##Passed by value? No!##
In Lucee all variables are passed by reference always (also in ACF BTW), simply because there is no other way to do it.
Java is supporting primitive types (char,int,boolean,short,long,double,byte) BUT this types are not used in Lucee, simply because we store all data in maps (java.util.Map) and maps only can store Objects.
So if you use for example a number in Lucee, you are using an object from the class java.lang.Double what is a wrapper class for the primitive type “double”.
This example will show you:
executing that example gives you an output like this:
You can see the classes of the objects and the hashcode of the objects, hashcode are unique for every instance, so you clearly see that you have the same object inside the function as you have outside.
So objects are passed by reference always!
##But what about …##
###“passby” with arguments###
You can use the argument “passby” with cfargument (hidden feature in Lucee for backward compatibility for older applications, for example “transfer”)
<cfargument name="arg" passby="value">
this does not really pass by value, it simply clones the object before passing by reference, so it is the same as you would do the following
##ACF is passing arrays by value##
The same as above it only simulates this, in fact they are cloned and pass by reference.
Again passing objects by value is impossible in the JVM.
As @kliakos already explained the following classes are immutable (java.lang… String,Long,Short,Integer,Character,Boolean,Integer …), so if you do the following code
str = "bl";
str &= "ah";
dump(str == "blah"); // equal operator
dump(str === "blah"); // identical operator
hash before - 3146
hash after - 3026417
You do not manipulate an existing string, it is producing a new string, as you can see in the hash dump.
So the point is not that objects are passed by value, problem is that they are immutable, in java we use the class java.lang.StringBuilder or java.lang.StringBuffer (thread safe) to manipulate Strings.
of course you can also use them in CFML as following
But speed wise this is not worth doing it, because the overhead you have with reflection is more than what you win by avoiding to create new objects.
Lucee is well aware of StringBu… objects and can handle them the SAME way as String, so you can do things like this:
1: sb = createObject("java","java.lang.StringBuilder").init("Susi");
4: sb&=" Sorglos";

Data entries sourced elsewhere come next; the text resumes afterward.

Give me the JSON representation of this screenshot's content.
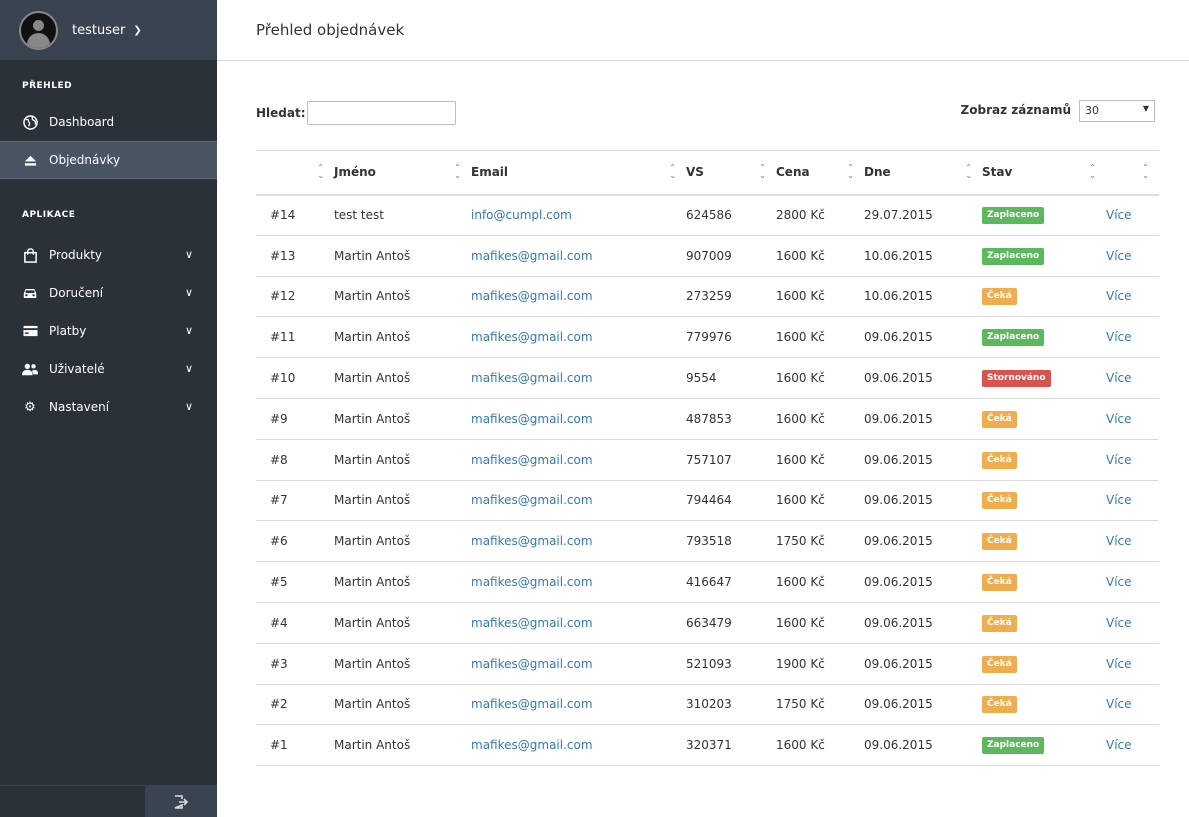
{
  "user": {
    "name": "testuser"
  },
  "sidebar": {
    "section_overview": "PŘEHLED",
    "overview_items": [
      {
        "label": "Dashboard",
        "icon": "globe-icon"
      },
      {
        "label": "Objednávky",
        "icon": "eject-icon"
      }
    ],
    "section_apps": "APLIKACE",
    "app_items": [
      {
        "label": "Produkty",
        "icon": "shopping-bag-icon"
      },
      {
        "label": "Doručení",
        "icon": "car-icon"
      },
      {
        "label": "Platby",
        "icon": "credit-card-icon"
      },
      {
        "label": "Uživatelé",
        "icon": "users-icon"
      },
      {
        "label": "Nastavení",
        "icon": "gear-icon"
      }
    ]
  },
  "page": {
    "title": "Přehled objednávek"
  },
  "toolbar": {
    "search_label": "Hledat:",
    "search_value": "",
    "per_page_label": "Zobraz záznamů",
    "per_page_value": "30"
  },
  "table": {
    "headers": [
      "",
      "Jméno",
      "Email",
      "VS",
      "Cena",
      "Dne",
      "Stav",
      ""
    ],
    "more_label": "Více",
    "rows": [
      {
        "id": "#14",
        "name": "test test",
        "email": "info@cumpl.com",
        "vs": "624586",
        "price": "2800 Kč",
        "date": "29.07.2015",
        "status": "Zaplaceno",
        "status_type": "zaplaceno"
      },
      {
        "id": "#13",
        "name": "Martin Antoš",
        "email": "mafikes@gmail.com",
        "vs": "907009",
        "price": "1600 Kč",
        "date": "10.06.2015",
        "status": "Zaplaceno",
        "status_type": "zaplaceno"
      },
      {
        "id": "#12",
        "name": "Martin Antoš",
        "email": "mafikes@gmail.com",
        "vs": "273259",
        "price": "1600 Kč",
        "date": "10.06.2015",
        "status": "Čeká",
        "status_type": "ceka"
      },
      {
        "id": "#11",
        "name": "Martin Antoš",
        "email": "mafikes@gmail.com",
        "vs": "779976",
        "price": "1600 Kč",
        "date": "09.06.2015",
        "status": "Zaplaceno",
        "status_type": "zaplaceno"
      },
      {
        "id": "#10",
        "name": "Martin Antoš",
        "email": "mafikes@gmail.com",
        "vs": "9554",
        "price": "1600 Kč",
        "date": "09.06.2015",
        "status": "Stornováno",
        "status_type": "stornovano"
      },
      {
        "id": "#9",
        "name": "Martin Antoš",
        "email": "mafikes@gmail.com",
        "vs": "487853",
        "price": "1600 Kč",
        "date": "09.06.2015",
        "status": "Čeká",
        "status_type": "ceka"
      },
      {
        "id": "#8",
        "name": "Martin Antoš",
        "email": "mafikes@gmail.com",
        "vs": "757107",
        "price": "1600 Kč",
        "date": "09.06.2015",
        "status": "Čeká",
        "status_type": "ceka"
      },
      {
        "id": "#7",
        "name": "Martin Antoš",
        "email": "mafikes@gmail.com",
        "vs": "794464",
        "price": "1600 Kč",
        "date": "09.06.2015",
        "status": "Čeká",
        "status_type": "ceka"
      },
      {
        "id": "#6",
        "name": "Martin Antoš",
        "email": "mafikes@gmail.com",
        "vs": "793518",
        "price": "1750 Kč",
        "date": "09.06.2015",
        "status": "Čeká",
        "status_type": "ceka"
      },
      {
        "id": "#5",
        "name": "Martin Antoš",
        "email": "mafikes@gmail.com",
        "vs": "416647",
        "price": "1600 Kč",
        "date": "09.06.2015",
        "status": "Čeká",
        "status_type": "ceka"
      },
      {
        "id": "#4",
        "name": "Martin Antoš",
        "email": "mafikes@gmail.com",
        "vs": "663479",
        "price": "1600 Kč",
        "date": "09.06.2015",
        "status": "Čeká",
        "status_type": "ceka"
      },
      {
        "id": "#3",
        "name": "Martin Antoš",
        "email": "mafikes@gmail.com",
        "vs": "521093",
        "price": "1900 Kč",
        "date": "09.06.2015",
        "status": "Čeká",
        "status_type": "ceka"
      },
      {
        "id": "#2",
        "name": "Martin Antoš",
        "email": "mafikes@gmail.com",
        "vs": "310203",
        "price": "1750 Kč",
        "date": "09.06.2015",
        "status": "Čeká",
        "status_type": "ceka"
      },
      {
        "id": "#1",
        "name": "Martin Antoš",
        "email": "mafikes@gmail.com",
        "vs": "320371",
        "price": "1600 Kč",
        "date": "09.06.2015",
        "status": "Zaplaceno",
        "status_type": "zaplaceno"
      }
    ]
  },
  "colors": {
    "sidebar_bg": "#2b3139",
    "sidebar_active": "#4a5563",
    "link": "#337ab7",
    "status_paid": "#5cb85c",
    "status_waiting": "#f0ad4e",
    "status_cancelled": "#d9534f"
  }
}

but this is still producing a new string on line 4, we was already considering to append " Sorglos" in this case to the existing object, but this would break backward compatiblity (also to ACF).
But we could think about it for the Lucee dialect.